(Work to complete) Go through the entries below and return every line that contains "this".

(Data to examine)
= Beginning of Section =

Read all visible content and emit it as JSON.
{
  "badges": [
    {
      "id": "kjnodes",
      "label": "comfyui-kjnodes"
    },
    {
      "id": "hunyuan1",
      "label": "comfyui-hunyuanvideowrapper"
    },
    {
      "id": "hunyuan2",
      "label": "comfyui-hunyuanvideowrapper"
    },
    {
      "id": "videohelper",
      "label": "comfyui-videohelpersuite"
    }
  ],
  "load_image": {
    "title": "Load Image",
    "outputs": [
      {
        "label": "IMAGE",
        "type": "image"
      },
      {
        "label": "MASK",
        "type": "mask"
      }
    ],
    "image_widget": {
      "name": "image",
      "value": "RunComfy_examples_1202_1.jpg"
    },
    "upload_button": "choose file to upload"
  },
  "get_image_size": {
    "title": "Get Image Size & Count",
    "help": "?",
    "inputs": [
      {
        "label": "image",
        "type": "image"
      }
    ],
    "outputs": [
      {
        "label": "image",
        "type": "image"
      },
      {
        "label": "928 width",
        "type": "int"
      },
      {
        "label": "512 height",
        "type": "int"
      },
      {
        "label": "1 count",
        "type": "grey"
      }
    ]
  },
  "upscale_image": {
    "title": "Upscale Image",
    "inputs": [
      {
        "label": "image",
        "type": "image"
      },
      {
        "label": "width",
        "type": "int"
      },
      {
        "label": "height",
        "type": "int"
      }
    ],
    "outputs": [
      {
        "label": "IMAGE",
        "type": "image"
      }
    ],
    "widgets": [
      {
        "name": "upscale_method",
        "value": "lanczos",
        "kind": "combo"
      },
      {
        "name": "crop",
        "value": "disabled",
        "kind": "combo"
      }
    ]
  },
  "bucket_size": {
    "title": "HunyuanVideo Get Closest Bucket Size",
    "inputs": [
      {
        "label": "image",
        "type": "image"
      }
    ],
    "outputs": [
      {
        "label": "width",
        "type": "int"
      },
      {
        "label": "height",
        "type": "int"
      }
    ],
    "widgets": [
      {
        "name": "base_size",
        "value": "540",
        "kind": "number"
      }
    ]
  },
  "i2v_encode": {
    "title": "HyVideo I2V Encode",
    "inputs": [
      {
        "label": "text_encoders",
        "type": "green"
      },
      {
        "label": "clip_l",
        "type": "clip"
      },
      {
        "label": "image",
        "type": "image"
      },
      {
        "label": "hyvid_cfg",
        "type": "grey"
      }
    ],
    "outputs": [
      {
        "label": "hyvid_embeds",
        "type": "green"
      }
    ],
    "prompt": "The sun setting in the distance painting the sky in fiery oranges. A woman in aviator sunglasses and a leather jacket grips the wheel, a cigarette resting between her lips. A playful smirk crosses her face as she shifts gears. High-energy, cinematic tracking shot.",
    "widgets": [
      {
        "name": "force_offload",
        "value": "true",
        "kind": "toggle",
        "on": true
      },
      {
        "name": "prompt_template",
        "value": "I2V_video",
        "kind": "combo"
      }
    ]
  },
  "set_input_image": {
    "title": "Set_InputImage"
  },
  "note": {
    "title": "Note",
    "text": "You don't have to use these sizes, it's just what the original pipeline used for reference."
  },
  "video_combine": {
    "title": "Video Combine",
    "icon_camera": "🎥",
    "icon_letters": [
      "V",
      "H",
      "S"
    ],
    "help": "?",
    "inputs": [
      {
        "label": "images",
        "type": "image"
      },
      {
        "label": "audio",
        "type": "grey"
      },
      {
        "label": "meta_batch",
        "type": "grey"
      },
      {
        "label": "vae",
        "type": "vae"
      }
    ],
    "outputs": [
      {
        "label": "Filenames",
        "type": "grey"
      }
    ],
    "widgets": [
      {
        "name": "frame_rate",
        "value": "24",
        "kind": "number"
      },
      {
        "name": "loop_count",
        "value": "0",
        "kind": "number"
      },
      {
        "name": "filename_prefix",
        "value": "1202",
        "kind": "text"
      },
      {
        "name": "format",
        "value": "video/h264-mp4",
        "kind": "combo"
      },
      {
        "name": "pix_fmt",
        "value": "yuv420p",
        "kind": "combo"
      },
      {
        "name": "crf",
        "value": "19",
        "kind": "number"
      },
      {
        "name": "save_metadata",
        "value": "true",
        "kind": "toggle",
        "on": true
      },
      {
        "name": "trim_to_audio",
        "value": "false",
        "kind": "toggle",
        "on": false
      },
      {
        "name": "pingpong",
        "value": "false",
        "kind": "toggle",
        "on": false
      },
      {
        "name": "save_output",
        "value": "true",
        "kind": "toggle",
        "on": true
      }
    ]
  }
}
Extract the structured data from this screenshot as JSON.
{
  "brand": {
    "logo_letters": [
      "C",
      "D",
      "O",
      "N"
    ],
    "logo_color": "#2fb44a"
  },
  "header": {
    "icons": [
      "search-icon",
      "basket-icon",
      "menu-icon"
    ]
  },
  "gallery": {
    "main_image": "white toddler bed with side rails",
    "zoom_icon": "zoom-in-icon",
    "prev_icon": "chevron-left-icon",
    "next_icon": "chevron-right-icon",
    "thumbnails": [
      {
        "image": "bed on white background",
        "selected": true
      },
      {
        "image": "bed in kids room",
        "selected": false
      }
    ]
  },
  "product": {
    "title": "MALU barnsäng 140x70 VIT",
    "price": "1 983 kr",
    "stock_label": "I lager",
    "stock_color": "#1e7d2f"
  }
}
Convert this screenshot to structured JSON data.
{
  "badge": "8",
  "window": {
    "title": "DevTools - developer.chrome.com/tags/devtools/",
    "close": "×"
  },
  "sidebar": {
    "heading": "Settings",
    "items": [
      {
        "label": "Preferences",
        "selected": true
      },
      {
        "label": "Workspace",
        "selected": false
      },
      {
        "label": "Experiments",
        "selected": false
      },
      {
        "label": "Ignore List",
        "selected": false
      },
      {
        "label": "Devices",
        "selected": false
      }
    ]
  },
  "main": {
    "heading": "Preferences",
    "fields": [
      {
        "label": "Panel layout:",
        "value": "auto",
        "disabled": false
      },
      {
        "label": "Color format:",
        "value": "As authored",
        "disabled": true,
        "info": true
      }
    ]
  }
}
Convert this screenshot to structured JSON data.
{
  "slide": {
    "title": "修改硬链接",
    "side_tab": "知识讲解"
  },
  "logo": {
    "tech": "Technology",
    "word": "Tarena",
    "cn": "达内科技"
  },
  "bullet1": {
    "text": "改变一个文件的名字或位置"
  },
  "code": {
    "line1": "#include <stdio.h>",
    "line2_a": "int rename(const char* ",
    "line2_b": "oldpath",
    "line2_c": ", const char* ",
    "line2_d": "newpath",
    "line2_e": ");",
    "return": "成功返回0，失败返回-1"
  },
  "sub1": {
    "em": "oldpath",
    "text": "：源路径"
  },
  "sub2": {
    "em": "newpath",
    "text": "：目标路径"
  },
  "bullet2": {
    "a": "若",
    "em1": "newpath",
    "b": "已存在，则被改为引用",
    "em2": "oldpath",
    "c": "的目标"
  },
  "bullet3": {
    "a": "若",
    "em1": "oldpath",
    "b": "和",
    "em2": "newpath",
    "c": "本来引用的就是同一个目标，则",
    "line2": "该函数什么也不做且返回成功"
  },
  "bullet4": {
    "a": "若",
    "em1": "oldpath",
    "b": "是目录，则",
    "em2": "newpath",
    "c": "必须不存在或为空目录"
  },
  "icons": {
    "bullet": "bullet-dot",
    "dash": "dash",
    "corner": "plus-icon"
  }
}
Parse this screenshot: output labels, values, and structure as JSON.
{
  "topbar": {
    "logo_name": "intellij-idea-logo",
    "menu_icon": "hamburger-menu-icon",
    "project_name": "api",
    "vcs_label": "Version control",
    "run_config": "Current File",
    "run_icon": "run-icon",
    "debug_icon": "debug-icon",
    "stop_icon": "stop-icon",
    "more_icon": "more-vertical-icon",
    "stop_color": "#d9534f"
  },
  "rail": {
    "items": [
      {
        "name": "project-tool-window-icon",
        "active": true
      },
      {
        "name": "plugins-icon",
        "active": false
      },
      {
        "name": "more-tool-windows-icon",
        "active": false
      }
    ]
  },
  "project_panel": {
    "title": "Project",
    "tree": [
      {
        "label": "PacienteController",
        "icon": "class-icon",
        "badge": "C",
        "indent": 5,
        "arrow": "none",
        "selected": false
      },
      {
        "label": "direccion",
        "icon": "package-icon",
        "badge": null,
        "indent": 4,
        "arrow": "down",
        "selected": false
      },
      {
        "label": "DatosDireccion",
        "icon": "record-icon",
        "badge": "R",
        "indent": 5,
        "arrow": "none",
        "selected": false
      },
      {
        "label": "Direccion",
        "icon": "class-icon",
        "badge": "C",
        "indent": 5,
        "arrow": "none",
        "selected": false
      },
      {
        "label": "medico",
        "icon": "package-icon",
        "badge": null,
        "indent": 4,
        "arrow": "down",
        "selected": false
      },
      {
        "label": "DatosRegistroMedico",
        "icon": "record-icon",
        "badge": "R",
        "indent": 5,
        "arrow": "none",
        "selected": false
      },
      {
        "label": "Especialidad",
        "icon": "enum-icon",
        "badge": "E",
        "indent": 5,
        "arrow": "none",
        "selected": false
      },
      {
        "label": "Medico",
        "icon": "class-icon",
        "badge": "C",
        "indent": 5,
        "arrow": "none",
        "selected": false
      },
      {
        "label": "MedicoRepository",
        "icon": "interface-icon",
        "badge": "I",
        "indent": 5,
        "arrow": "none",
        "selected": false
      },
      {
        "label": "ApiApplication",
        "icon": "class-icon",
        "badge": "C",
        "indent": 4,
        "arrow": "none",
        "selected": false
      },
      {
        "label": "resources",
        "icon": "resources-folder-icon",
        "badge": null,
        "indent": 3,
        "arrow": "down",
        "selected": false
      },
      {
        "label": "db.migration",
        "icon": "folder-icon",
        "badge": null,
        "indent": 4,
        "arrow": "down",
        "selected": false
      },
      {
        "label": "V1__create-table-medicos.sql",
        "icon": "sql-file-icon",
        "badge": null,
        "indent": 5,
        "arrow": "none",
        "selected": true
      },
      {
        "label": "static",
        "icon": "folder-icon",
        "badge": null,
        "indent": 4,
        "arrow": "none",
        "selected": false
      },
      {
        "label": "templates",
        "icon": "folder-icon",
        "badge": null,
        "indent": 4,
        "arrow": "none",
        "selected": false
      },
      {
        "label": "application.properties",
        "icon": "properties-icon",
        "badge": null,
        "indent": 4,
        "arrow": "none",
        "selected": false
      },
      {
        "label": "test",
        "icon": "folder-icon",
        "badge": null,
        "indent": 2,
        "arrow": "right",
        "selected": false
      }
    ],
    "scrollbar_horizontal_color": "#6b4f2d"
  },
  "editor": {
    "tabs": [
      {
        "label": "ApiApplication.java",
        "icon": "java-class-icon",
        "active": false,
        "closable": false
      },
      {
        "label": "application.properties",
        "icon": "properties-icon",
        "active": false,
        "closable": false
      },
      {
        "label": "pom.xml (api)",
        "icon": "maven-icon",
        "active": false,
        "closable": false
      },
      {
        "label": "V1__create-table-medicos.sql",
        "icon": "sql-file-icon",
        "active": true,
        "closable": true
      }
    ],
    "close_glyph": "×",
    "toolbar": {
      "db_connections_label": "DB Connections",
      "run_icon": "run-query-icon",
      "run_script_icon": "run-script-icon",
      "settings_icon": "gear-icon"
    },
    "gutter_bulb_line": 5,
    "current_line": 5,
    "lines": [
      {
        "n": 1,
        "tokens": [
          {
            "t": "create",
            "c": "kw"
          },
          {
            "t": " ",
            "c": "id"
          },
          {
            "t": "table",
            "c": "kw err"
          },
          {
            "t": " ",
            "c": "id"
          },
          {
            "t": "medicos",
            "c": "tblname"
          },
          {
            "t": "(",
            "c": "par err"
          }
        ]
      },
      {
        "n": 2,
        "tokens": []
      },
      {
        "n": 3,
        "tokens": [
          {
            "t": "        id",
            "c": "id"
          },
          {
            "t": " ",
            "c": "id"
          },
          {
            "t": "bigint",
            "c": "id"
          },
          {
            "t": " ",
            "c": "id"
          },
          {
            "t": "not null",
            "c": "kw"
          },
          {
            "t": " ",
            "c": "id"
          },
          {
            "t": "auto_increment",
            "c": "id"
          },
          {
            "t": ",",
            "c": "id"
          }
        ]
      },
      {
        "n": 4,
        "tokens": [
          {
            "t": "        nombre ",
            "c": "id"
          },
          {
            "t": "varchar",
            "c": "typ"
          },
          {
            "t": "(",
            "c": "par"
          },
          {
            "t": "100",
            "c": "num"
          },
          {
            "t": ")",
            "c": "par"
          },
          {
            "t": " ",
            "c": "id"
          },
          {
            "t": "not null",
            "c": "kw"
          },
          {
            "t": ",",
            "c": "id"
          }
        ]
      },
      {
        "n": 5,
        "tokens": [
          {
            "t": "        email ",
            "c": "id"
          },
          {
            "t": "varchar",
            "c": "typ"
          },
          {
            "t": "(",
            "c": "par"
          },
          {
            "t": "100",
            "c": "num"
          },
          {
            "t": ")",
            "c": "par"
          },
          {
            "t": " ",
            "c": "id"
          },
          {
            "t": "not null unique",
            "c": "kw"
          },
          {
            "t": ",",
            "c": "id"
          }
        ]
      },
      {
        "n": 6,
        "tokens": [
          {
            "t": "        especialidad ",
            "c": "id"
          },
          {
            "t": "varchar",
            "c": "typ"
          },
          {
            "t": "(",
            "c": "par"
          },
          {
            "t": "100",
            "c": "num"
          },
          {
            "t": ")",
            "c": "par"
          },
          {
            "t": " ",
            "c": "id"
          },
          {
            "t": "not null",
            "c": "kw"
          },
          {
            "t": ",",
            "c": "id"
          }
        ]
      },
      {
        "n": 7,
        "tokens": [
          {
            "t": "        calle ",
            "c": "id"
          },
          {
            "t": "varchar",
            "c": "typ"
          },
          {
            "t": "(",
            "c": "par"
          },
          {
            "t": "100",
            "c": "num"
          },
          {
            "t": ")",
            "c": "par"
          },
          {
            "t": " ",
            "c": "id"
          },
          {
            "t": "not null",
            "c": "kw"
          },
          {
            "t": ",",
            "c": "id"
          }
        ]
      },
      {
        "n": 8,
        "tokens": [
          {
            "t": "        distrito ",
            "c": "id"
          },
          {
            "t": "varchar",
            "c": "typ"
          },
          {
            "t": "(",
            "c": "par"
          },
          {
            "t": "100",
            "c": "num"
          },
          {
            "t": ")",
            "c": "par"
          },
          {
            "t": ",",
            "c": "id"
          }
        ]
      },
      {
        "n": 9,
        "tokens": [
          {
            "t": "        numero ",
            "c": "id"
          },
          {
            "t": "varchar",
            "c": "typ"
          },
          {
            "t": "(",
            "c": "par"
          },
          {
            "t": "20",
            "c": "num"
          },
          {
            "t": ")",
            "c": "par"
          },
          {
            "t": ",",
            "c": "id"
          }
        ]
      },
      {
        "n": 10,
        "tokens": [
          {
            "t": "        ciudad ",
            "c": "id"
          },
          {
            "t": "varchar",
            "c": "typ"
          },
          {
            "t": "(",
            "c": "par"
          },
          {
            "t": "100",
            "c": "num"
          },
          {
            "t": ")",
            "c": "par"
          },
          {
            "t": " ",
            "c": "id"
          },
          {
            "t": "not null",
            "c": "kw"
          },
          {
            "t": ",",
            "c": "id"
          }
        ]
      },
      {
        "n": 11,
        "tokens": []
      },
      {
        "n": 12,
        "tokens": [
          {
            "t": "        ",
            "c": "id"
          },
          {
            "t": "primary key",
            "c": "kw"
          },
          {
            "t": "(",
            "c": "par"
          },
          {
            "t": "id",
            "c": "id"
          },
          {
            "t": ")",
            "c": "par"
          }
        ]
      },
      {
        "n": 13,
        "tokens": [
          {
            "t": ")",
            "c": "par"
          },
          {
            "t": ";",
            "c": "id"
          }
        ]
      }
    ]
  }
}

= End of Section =

(Exercise response)
Extract the structured data from this screenshot as JSON.
Convert this screenshot to structured JSON data.
Convert this screenshot to structured JSON data.
Parse this screenshot: output labels, values, and structure as JSON.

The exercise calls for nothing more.